During the January meeting, athletic director and head football
coach Greg Lowe asked the board to look into upgrading the school's
"We have good facilities for the spectators," Lowe
said in January. "We have to share dressing facilities with
the basketball program. We need to look at fixing it with an
adequate field house."
Board member Kathy Wilbanks agreed with Lowe's assessment.
"We do need a new field house," she said in January.
At its meeting Monday night the BOE also:
·agreed to begin accepting bids on Feb. 18 at 2 p.m. for
the construction of West Jackson Elementary School. The board
also called for a special meeting on Feb. 28 at 7 p.m. to consider
·approved a list of surplus equipment for sale or disposal.
·learned the bus replacement fund is more than $25,000
over budget for the year.
·learned author Jim Trelease will be speaking at JCCHS
on March 7.
·heard a presentation from the JCCHS Do Something League
about a new mentoring program called "Panther Pals."
·heard from chairman Barry Cronic, who told the system's
faculty and staff that he was impressed with the condition of
the schools after touring them with the board last week.
·approved the 2000-01 school year FTE contract for RESA
membership as is required by the state audit division.
·learned that the expansion of Hwy. 129 could affect the
entrance to South Jackson Elementary School. Byers told the board
he is still working with the Department of Transportation on
the plans for the expansion in front of the school.
·approved the following substitute teachers for the 1999-2000
school year: Melissa Harrelson, Nicole W. Webb, A. Jill Sosebee,
Kimberly D. Kiley, Rebecca P. Quintana, Kimberly L. Barber, Rena
W. Poe, Janice L. Perry, Joy J. Faulkner and Vicki G. Hanson.
·approved the following individuals for employment: Paul
McDaniel, custodian, Gordon Street Center; Ronald Pichan, teacher,
day alternative, GSC; Joy Faulkner, bus driver, Benton Elementary
School; Kenneth Barnett, bus driver, systemwide substitute; Joan
Martin, food service, North Jackson Elementary School; Frances
Brooks, food service, Jackson County Elementary School; Matthew
Ernest Casalini, maintenance, systemwide; and Pamela Hightower,
bus driver, systemwide substitute.
·accepted the following resignations: Brenda Jones, Ralph
Brooks, Muarl Davis, David Gillespie, Jennifer Kesler, Linda
Ward, Patsy Howard and Tammy Smith.
Jefferson BOE adopts

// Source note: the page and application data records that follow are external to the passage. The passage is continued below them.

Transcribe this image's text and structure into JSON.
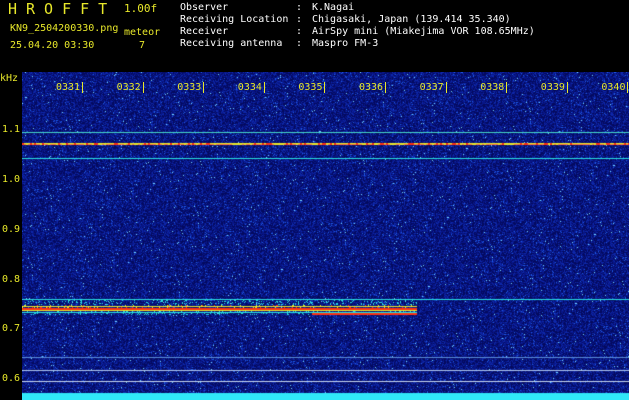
{
  "header": {
    "app_title": "HROFFT",
    "version": "1.00f",
    "filename": "KN9_2504200330.png",
    "datetime": "25.04.20 03:30",
    "meteor_label": "meteor",
    "meteor_count": "7"
  },
  "info": [
    {
      "key": "Observer",
      "value": "K.Nagai"
    },
    {
      "key": "Receiving Location",
      "value": "Chigasaki, Japan (139.414 35.340)"
    },
    {
      "key": "Receiver",
      "value": "AirSpy mini (Miakejima VOR 108.65MHz)"
    },
    {
      "key": "Receiving antenna",
      "value": "Maspro FM-3"
    }
  ],
  "axis": {
    "y_unit": "kHz",
    "y_ticks": [
      "1.1",
      "1.0",
      "0.9",
      "0.8",
      "0.7",
      "0.6"
    ],
    "x_ticks": [
      "0331",
      "0332",
      "0333",
      "0334",
      "0335",
      "0336",
      "0337",
      "0338",
      "0339",
      "0340"
    ]
  },
  "colors": {
    "label": "#e8e82a",
    "background_noise": "#0a1a8c",
    "signal_hot": "#ff3010",
    "signal_warm": "#e8e82a",
    "signal_cool": "#28e0e0"
  }
}
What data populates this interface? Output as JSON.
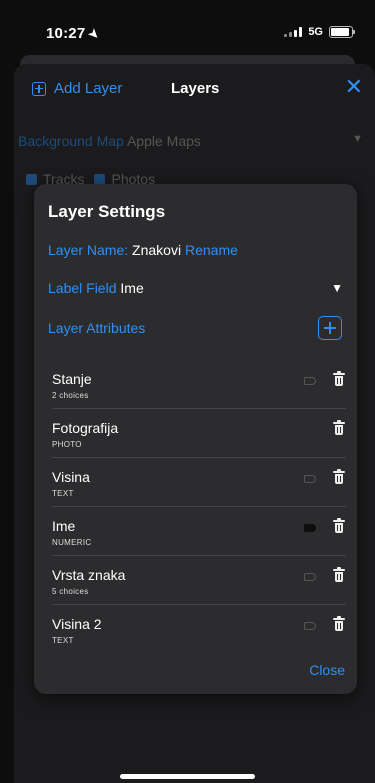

By Jana Adams
The Jefferson Board of Education approved a policy Thursday night
that will require out-of-district students to apply for admission
to Jefferson City schools. Upon acceptance, students and parents
will sign a contract pledging good behavior on the student's
part and parental cooperation in academic efforts.
The BOE discussed the policy at its January meeting and voted
in its favor Thursday. The only change the board made to the
policy was to strike a statement that said non-resident students
could be removed from the school system because of lack of space.
"We want to implement this for the coming year," said
BOE chairman Ronnie Hopkins. "It's basically set up for
The policy will be in effect for the 2000-01 school year. To
date, the Jefferson schools had no such enrollment policy, but
established this one in response to a dramatic increase in student
population in the past two years.
The policy states that additional non-resident students will
not be accepted for a class, grade, school or program that has
reached 95 percent of its limit set by the board. Non-residents
already enrolled will be grandfathered in.
"We may already be there (at 95 percent) in some programs
now," Hopkins said. "We will determine the 95 percent
limits. We will probably seek staff recommendations on limits."
At this point, the policy is not retroactive and does not require
those non-resident students already enrolled to sign the agreement.
But the board approved the policy with the understanding that
it could be amended.
"We may want to look, at some point, at making it retroactive,"
Hopkins said. "We will have to talk about whether to extend
it to the out-of-district students already enrolled as a contingency
for their staying enrolled."